The court also urged the Knesset to act, but warned that the legislation must not violate Israel’s Basic Law on Human Dignity and Liberty, one of several overarching laws that make up a still-developing framework of constitutional law approved by the Knesset.
Since the ruling, top Justice Ministry officials have split publicly over whether to seek such Knesset legislation or to let the court ban stand as is.
FBI spokesman David Miller said that strict prohibitions against abuse were a long-established part of the FBI’s operational rules, no matter what the situation. But he said that U.S. law enforcement agencies used a “wide variety” of other techniques to combat terrorism. Among these were search warrants, wire taps, the seizure powers of the Customs Service and the authority of the Bureau of Alcohol, Tobacco and Firearms to seize illegal weapons, said Miller.

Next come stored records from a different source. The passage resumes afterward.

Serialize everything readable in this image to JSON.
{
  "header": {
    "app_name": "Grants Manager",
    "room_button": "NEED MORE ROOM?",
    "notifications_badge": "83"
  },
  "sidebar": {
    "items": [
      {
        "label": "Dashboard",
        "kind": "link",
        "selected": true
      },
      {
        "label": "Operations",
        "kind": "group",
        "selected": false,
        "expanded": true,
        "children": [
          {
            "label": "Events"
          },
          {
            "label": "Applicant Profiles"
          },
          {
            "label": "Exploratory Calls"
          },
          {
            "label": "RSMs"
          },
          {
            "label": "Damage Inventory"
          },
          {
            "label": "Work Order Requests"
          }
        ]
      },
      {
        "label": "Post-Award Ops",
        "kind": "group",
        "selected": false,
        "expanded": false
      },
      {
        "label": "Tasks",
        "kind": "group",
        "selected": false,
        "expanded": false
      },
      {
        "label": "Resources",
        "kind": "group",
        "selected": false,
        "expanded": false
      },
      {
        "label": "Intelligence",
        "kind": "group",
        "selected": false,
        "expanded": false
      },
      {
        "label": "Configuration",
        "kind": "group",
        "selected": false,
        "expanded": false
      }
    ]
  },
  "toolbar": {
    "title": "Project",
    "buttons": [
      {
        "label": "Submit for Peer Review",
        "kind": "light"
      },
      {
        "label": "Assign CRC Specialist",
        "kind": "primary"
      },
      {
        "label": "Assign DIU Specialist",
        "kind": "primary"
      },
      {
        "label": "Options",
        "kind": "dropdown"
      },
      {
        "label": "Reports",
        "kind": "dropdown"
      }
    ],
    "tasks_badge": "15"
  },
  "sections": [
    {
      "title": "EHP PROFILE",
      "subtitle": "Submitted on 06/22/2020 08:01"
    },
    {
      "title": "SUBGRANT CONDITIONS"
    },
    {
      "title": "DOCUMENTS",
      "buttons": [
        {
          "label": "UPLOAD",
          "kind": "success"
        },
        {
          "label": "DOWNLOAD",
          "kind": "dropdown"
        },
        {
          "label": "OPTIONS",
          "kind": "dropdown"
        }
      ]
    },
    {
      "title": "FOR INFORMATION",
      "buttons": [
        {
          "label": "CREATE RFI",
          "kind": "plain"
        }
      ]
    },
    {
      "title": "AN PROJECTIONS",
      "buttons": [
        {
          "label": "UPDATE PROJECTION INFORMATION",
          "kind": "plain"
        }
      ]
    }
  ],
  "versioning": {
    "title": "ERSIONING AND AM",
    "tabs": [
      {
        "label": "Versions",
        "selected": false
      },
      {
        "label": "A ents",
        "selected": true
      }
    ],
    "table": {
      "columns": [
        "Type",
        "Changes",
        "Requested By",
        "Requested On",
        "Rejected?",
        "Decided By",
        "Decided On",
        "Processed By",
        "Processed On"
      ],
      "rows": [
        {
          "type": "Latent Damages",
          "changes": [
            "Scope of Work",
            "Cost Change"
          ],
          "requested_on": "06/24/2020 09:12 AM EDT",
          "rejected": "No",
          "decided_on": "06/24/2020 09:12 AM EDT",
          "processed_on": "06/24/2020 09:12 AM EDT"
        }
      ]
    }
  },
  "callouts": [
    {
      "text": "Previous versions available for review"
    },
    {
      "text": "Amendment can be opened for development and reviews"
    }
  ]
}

In congressional testimony last February, FBI director Louis Freeh said actions by his agency had prevented 10 planned terrorist attacks in 1998. Freeh singled out court-authorized electronic surveillance as “one of our most effective means of obtaining information.
“The capability to lawfully intercept communications between criminals, terrorists and foreign intelligence agents has been instrumental” in preventing terrorist acts and saving lives, said Freeh.
But Dershowitz proposed that Israel’s legislature or courts authorize the use of “torture warrants” to face its terrorism threat.
Torture in some cases was inevitable, said Dershowitz. But “you can’t have the cops be the ones to decide this. Before they can torture, they should have to go before a court and show: the bomb’s ticking, here’s the justification. … But the judges didn’t want to dirty their hands. So they came to this compromise.”